* TASK GOAL *
Restate the data word for word. Leave the pictures out.

* DATA TO USE *
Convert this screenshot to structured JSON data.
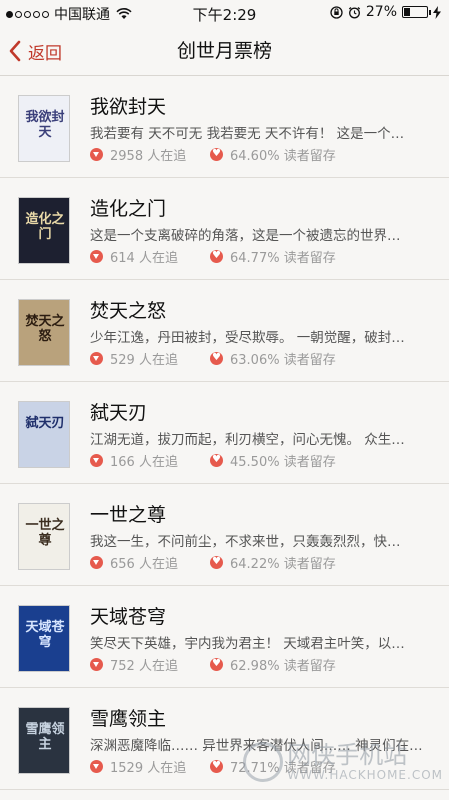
{
  "status": {
    "carrier": "中国联通",
    "time": "下午2:29",
    "battery": "27%",
    "battery_level": 0.27
  },
  "nav": {
    "back_label": "返回",
    "title": "创世月票榜"
  },
  "books": [
    {
      "title": "我欲封天",
      "desc": "我若要有 天不可无 我若要无 天不许有！ 这是一个…",
      "readers": "2958 人在追",
      "retention": "64.60% 读者留存",
      "cover_text": "我欲封天",
      "cover_bg": "#eef0f6",
      "cover_fg": "#3a3f7a"
    },
    {
      "title": "造化之门",
      "desc": "这是一个支离破碎的角落，这是一个被遗忘的世界…",
      "readers": "614 人在追",
      "retention": "64.77% 读者留存",
      "cover_text": "造化之门",
      "cover_bg": "#1d2030",
      "cover_fg": "#e9d9a8"
    },
    {
      "title": "焚天之怒",
      "desc": "少年江逸，丹田被封，受尽欺辱。 一朝觉醒，破封…",
      "readers": "529 人在追",
      "retention": "63.06% 读者留存",
      "cover_text": "焚天之怒",
      "cover_bg": "#b9a27c",
      "cover_fg": "#2b1c10"
    },
    {
      "title": "弑天刃",
      "desc": "江湖无道，拔刀而起，利刃横空，问心无愧。 众生…",
      "readers": "166 人在追",
      "retention": "45.50% 读者留存",
      "cover_text": "弑天刃",
      "cover_bg": "#c9d3e6",
      "cover_fg": "#1f2f6b"
    },
    {
      "title": "一世之尊",
      "desc": "我这一生，不问前尘，不求来世，只轰轰烈烈，快…",
      "readers": "656 人在追",
      "retention": "64.22% 读者留存",
      "cover_text": "一世之尊",
      "cover_bg": "#f1efe8",
      "cover_fg": "#3a2c1e"
    },
    {
      "title": "天域苍穹",
      "desc": "笑尽天下英雄，宇内我为君主！ 天域君主叶笑，以…",
      "readers": "752 人在追",
      "retention": "62.98% 读者留存",
      "cover_text": "天域苍穹",
      "cover_bg": "#1a3f8f",
      "cover_fg": "#d8e6ff"
    },
    {
      "title": "雪鹰领主",
      "desc": "深渊恶魔降临…… 异世界来客潜伏人间…… 神灵们在…",
      "readers": "1529 人在追",
      "retention": "72.71% 读者留存",
      "cover_text": "雪鹰领主",
      "cover_bg": "#2a3340",
      "cover_fg": "#c7d3e0"
    }
  ],
  "watermark": {
    "text": "网侠手机站",
    "url": "WWW.HACKHOME.COM"
  },
  "colors": {
    "accent": "#c0392b",
    "icon_red": "#e65a4d",
    "meta_gray": "#9a9a9a"
  }
}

* SOLUTION FOR THIS TASK *
Convert this screenshot to structured JSON data.
{
  "status": {
    "carrier": "中国联通",
    "time": "下午2:29",
    "battery": "27%",
    "battery_level": 0.27
  },
  "nav": {
    "back_label": "返回",
    "title": "创世月票榜"
  },
  "books": [
    {
      "title": "我欲封天",
      "desc": "我若要有 天不可无 我若要无 天不许有！ 这是一个…",
      "readers": "2958 人在追",
      "retention": "64.60% 读者留存",
      "cover_text": "我欲封天",
      "cover_bg": "#eef0f6",
      "cover_fg": "#3a3f7a"
    },
    {
      "title": "造化之门",
      "desc": "这是一个支离破碎的角落，这是一个被遗忘的世界…",
      "readers": "614 人在追",
      "retention": "64.77% 读者留存",
      "cover_text": "造化之门",
      "cover_bg": "#1d2030",
      "cover_fg": "#e9d9a8"
    },
    {
      "title": "焚天之怒",
      "desc": "少年江逸，丹田被封，受尽欺辱。 一朝觉醒，破封…",
      "readers": "529 人在追",
      "retention": "63.06% 读者留存",
      "cover_text": "焚天之怒",
      "cover_bg": "#b9a27c",
      "cover_fg": "#2b1c10"
    },
    {
      "title": "弑天刃",
      "desc": "江湖无道，拔刀而起，利刃横空，问心无愧。 众生…",
      "readers": "166 人在追",
      "retention": "45.50% 读者留存",
      "cover_text": "弑天刃",
      "cover_bg": "#c9d3e6",
      "cover_fg": "#1f2f6b"
    },
    {
      "title": "一世之尊",
      "desc": "我这一生，不问前尘，不求来世，只轰轰烈烈，快…",
      "readers": "656 人在追",
      "retention": "64.22% 读者留存",
      "cover_text": "一世之尊",
      "cover_bg": "#f1efe8",
      "cover_fg": "#3a2c1e"
    },
    {
      "title": "天域苍穹",
      "desc": "笑尽天下英雄，宇内我为君主！ 天域君主叶笑，以…",
      "readers": "752 人在追",
      "retention": "62.98% 读者留存",
      "cover_text": "天域苍穹",
      "cover_bg": "#1a3f8f",
      "cover_fg": "#d8e6ff"
    },
    {
      "title": "雪鹰领主",
      "desc": "深渊恶魔降临…… 异世界来客潜伏人间…… 神灵们在…",
      "readers": "1529 人在追",
      "retention": "72.71% 读者留存",
      "cover_text": "雪鹰领主",
      "cover_bg": "#2a3340",
      "cover_fg": "#c7d3e0"
    }
  ],
  "watermark": {
    "text": "网侠手机站",
    "url": "WWW.HACKHOME.COM"
  },
  "colors": {
    "accent": "#c0392b",
    "icon_red": "#e65a4d",
    "meta_gray": "#9a9a9a"
  }
}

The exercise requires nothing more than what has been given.